The PULSE-project is a result of a long-standing cooperation between the South African Field Band Foundation(FBF) and the Norwegian Band Federation(NMF). The meeting point between the two organisations, and the space where PULSE operates, is that the activity of music can be a positive force in a person’s life. Not only artistically, but also in terms of social and personal development, holistic health and as a strong, supportive community strengthening individuals to be in control of their own lives.
In both Norway and South Africa the Marching band/Field band is an expression of national culture. In Norway, the NMF is celebrating its 100th anniversary in 2018, and the marching bands are considered an indispensable part of the Norwegian National day celebration. In South Africa, brass music has been present in local communities for a long time. In addition, South African Field bands include a pit section with marimbas and steel drums, as well as a section for African dance.
Through being viewed as authentic Norwegian/South African cultural expressions, the activity is already in a large part legitimised and accepted into the local communities. Since the bands first and foremost are activities for children, it helps in terms of recruitment and safety that the parents already recognise, understand and accept the concept to which they entrust their children.Both the FBF and NMF have realised that the regular gathering of many young people through joyful activities is an ideal arena for transferring skills and values to guide them towards a successful life. The FBF states its role in social inclusion and development as follows: ”To create opportunities for the development of life skills in the youth through the medium of music and dance.”(FBF Programmes Overview). In the FBF life skills program are subjects such as HIV/AIDS awareness, conflict management, social inclusion and discipline, amongst others.
Both FBF and NMF are working on developing a health strategy for the respective organisations as a recognition of the organisations’ social and societal responsibilities in this field.
The cooperation between NMF and FBF has been going on for 15 years, with the PULSE exchange programme and the focus on music and health being the most recent project to be launched. Previous projects have involved exchanging tutors and instructors for mutual development in music skills and pedagogical abilities.
In Norway, South African participants contribute to local marching bands both with musical skills and also with competence in fields such as social inclusion and relations to linguistic and other minorities in the bands. In South Africa, the Norwegian participants contribute with skills in relation to fulfilling the FBF´s social and developmental objectives. In particular, PULSE in South Africa are working towards making the field band a safe and supportive place to be for the members, and facilitating a healthy environment for learning both the musical skills and the life skills that the Field Band Foundation provides its members. This is done by focusing on the positive impact the activity of music has on a person’s health and well-being, as well as on inclusion for everyone, with an extra focus on members living with disabilities.
For Norwegians reading this, it might not be immediately clear what the Field Band Foundation in South Africa is all about.
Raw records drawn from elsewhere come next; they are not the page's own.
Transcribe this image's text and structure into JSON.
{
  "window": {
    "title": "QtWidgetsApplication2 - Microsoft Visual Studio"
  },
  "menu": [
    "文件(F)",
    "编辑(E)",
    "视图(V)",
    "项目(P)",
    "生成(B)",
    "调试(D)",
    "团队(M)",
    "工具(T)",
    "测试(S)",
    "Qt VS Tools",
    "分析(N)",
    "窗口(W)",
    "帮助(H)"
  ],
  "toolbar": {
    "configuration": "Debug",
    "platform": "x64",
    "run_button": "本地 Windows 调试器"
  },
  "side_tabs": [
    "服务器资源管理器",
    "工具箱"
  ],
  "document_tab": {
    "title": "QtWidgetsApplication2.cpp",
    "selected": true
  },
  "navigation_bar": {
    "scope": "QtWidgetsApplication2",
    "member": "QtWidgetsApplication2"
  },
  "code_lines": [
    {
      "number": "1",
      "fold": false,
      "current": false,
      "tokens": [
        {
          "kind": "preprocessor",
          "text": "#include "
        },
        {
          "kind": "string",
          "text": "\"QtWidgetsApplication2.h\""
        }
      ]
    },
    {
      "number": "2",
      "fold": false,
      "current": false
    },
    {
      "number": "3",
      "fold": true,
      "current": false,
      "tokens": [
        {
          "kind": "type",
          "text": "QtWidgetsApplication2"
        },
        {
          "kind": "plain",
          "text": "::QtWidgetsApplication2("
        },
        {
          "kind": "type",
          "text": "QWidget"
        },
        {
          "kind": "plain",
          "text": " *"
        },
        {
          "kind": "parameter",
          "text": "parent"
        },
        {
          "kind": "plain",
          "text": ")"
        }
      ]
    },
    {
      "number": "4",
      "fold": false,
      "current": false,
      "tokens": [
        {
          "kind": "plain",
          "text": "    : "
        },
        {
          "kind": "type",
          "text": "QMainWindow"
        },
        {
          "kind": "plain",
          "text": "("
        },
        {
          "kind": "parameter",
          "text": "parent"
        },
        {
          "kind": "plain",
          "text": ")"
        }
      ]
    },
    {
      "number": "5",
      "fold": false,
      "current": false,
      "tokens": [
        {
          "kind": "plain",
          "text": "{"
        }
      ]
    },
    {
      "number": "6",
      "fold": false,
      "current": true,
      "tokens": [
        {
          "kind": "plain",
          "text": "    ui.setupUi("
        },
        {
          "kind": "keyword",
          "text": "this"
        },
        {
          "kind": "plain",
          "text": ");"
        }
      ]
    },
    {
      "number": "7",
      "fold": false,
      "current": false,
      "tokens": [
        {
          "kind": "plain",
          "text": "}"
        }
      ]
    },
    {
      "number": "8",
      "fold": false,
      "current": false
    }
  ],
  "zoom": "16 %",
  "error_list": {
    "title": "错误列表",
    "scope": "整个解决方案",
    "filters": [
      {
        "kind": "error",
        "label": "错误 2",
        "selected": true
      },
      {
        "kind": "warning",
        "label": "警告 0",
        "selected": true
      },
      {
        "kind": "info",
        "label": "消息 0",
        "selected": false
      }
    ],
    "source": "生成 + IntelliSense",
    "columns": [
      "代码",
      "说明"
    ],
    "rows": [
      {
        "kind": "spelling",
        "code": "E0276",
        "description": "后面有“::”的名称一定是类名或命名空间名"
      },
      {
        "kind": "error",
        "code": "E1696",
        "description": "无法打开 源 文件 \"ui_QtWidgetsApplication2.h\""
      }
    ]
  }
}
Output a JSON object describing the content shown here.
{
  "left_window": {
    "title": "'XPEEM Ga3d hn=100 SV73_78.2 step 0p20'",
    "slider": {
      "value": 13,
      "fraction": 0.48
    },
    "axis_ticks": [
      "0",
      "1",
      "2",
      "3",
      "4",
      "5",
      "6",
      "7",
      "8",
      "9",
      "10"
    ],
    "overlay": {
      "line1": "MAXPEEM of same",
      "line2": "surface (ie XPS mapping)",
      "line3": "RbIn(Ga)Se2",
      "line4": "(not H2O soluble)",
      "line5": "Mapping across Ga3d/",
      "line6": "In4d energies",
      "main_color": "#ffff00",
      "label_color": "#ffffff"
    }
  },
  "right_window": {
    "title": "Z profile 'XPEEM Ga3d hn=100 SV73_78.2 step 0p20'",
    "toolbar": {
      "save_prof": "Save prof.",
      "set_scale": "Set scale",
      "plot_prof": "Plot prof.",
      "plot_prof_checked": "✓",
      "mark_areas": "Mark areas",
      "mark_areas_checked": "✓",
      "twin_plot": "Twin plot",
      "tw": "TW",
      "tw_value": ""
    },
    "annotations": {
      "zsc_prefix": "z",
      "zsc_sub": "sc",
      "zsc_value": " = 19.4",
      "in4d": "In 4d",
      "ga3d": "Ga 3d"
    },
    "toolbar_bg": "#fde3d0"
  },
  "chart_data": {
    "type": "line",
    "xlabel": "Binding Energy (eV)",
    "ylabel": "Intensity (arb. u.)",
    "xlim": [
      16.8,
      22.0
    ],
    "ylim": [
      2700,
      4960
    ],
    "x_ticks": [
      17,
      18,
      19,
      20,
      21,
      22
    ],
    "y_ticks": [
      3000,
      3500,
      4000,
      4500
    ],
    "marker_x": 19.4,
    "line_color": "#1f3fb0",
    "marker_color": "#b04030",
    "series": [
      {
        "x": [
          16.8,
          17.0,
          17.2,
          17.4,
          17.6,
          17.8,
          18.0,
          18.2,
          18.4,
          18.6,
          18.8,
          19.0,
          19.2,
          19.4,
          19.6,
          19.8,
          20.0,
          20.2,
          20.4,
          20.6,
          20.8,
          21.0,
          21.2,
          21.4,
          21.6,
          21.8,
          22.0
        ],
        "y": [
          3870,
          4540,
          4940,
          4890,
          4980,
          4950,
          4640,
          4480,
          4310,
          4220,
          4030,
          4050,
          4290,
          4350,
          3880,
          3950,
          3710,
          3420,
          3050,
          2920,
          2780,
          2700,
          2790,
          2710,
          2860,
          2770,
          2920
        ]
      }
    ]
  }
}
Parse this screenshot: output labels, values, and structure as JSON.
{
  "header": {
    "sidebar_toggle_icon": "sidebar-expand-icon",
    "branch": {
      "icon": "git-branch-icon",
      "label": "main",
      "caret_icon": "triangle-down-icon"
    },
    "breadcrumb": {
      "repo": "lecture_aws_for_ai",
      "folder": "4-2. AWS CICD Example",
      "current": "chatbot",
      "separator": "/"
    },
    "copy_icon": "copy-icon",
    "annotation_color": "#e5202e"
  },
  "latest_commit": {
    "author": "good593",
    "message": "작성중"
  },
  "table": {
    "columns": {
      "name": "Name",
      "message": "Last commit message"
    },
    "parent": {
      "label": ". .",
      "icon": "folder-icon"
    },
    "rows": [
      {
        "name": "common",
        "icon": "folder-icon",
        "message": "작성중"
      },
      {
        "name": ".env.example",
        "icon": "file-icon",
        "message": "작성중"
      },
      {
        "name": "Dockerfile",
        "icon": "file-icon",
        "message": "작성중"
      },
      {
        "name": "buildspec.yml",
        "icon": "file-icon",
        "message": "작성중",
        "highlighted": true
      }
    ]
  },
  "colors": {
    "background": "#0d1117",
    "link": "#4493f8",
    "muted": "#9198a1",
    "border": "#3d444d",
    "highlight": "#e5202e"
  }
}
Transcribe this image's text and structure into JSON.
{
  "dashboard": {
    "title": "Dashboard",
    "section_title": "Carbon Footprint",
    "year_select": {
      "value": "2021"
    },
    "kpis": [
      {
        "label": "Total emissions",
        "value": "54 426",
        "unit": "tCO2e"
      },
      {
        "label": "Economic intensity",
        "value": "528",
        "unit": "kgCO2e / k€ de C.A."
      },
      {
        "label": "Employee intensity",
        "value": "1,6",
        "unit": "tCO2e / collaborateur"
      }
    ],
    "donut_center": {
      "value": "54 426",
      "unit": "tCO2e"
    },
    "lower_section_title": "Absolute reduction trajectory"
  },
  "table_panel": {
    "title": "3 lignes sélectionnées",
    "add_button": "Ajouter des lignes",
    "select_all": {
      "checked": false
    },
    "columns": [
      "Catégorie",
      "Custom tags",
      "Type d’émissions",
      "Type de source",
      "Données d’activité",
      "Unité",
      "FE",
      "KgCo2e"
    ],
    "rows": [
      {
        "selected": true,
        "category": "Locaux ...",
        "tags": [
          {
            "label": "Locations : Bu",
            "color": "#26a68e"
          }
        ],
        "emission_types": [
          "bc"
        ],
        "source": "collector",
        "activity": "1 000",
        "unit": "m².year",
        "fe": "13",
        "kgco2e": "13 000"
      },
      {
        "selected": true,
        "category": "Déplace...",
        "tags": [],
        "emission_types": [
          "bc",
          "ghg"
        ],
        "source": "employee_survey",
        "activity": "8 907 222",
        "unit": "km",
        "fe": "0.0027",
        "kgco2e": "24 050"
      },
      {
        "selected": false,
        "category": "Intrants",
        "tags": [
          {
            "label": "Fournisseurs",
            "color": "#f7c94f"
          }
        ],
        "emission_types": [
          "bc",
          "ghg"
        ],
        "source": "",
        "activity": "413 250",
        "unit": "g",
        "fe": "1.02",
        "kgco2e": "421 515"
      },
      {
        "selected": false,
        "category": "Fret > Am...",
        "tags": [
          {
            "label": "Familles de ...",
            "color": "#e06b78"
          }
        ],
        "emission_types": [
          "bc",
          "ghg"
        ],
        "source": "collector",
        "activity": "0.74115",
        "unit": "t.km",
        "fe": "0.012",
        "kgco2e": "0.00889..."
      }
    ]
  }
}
As mentioned above, FBF utilises the activity of music to reach out to children with life skills programmes and activities for bettering both their health and their prospects in life.
Life skills, as it is used by the FBF includes both providing members with knowledge about topics such as HIV/AIDS, hygiene and substance abuse, and positive, joyful and affirming activities that develop the members imagination, team spirit and self-discipline.
The context of the work the FBF does takes place amongst youths in the most disadvantaged areas of South Africa. These are young people who live in a society experiencing high levels of unemployment and few opportunities for development. The communities in which the FBF work, experience drug abuse, crime, sexual misconduct and a high frequency of HIV/AIDS and teenage pregnancies. As an example 61,1% of the field band members have unemployed parents.
The Field Band Foundation aims to break these cycles of generational poverty by providing youth with useful skills, which are the teaching and music skills provided so that young leaders can learn to transfer these skills to the other members. The FBF also runs programmes supporting children in distress, providing basic items such as bedding and school uniforms. Currently the FBF reach 6 742 members in 9 out of the 11 provinces across the whole of South Africa.
Starting with the activity of playing music together in a field band, the FBF introduces youths to a supportive community of peers, and a healthy and joyful place to spend their free time. Through this, it is possible to strengthen people’s positive feelings, build self-esteem, and aquire life skills and self-discipline. With a new and more positive outlook on their future prospects through the aquiring of new skills and a sense of self-worth, the youth are more inclined to change their behavioural patterns into more positive ones, staying away from self-destructive activities and choosing instead to further their own personal development. Out of the youth that have completed the entire course of the education opportunities the Field Band Foundation offers, 75% have found employment.
Through surveys, youth in the FBF express that the field band gives them “joy of playing and dancing together”, helps them “improve life skills”, “learn to follow leaders”, “being able to become a leader” and “showed me what I was capable of”(Music And Health Survey, PULSE, 2014).
And it all started with playing music in a band.
Written by Ine Nord / PULSE
Pictures by Ine Nord and Sello Ramosepele